Anonymous said...

Are chia pets like the vegetarian meat? Is that how you keep eating steak down to 1400 calories?

- Shawn G.

PS - My word verification is "Schlong"

TheApprenticeandTheJourneyman said...

Kari...The shapes of the spoons look like they would be very comfortable in the hand. They designs really set them off. Simply elegant!

Dyami said...

Very nice spoons, Kari. I find them far too lovely to use with food. The deserve a place on the mantle.

Frontier Carpenter said...

Looks like you should be teaching a class

The Great Ethan Allen said...

Great Looking spoons! Told you you were goingt o get bit by that carving bug. Isn't it cool to add a detail to your shop furniture, tools and projects without sending them to someone else?

The Village Carpenter said...

Robin, thanks so much for the advice!

Will, I've seen some really cool free form spoons where they let the grain determine the shape. Be sure to post and/or send me photos. :o)

Shannon, I've had some thin years, but for most of my life, I've been somewhere between sea lion and manatee. haha

Rob, thanks for the book recommendation. I will definitely check it out.

Shawn, you crack me up. :D
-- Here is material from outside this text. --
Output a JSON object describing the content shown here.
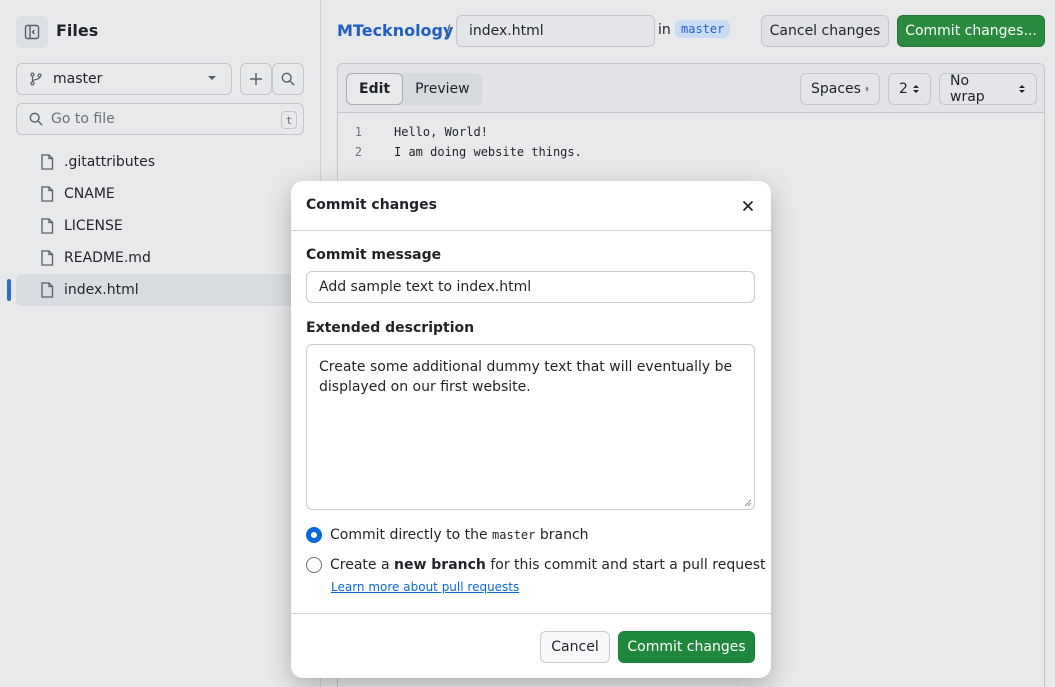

TA&TJ, the thicker of the two spoons is pretty comfortable; it's just too thick. The other one is tippy, as Robin pointed out. The "rib" that runs beneath the handle should be a little thicker and continue onto the handle. I think that will make a big difference.

Dyami, I have been directed by my partner that I am to make enough spoons to replace all our metal ones. It takes me about 5 hours to make just one, but I'm hoping the process will speed up with practice.

Frontier Carpenter, I'll consider that after I've made about 100 of these guys. :o)

TGEA, carving is so much fun and so focused. I sat for 3.5 hours outside—not even looking up—carving one of these and only stopped because it was so late. Very addictive!

Anonymous said...

Kari,
Very good example of Chip Carving. You obviously have that down even if you don't think your spoons are great. Just remember that all spoons are not intended to be used.. I have seen some free-forms that would be very difficult to use. Some like the ones you created are just works of art. The class should help with the functional part. By the way, our body condition sounds much better in french than english, thanks.
Ray Curtis

AdamBlood said...

I was wondering if you could tell me who makes the spoon carving knife you use? thanks

The Village Carpenter said...

Ray, pretty much everything sounds better in French. :o)

Adam, the knives I use were made by Del Stubbs. http://www.pinewoodforge.com/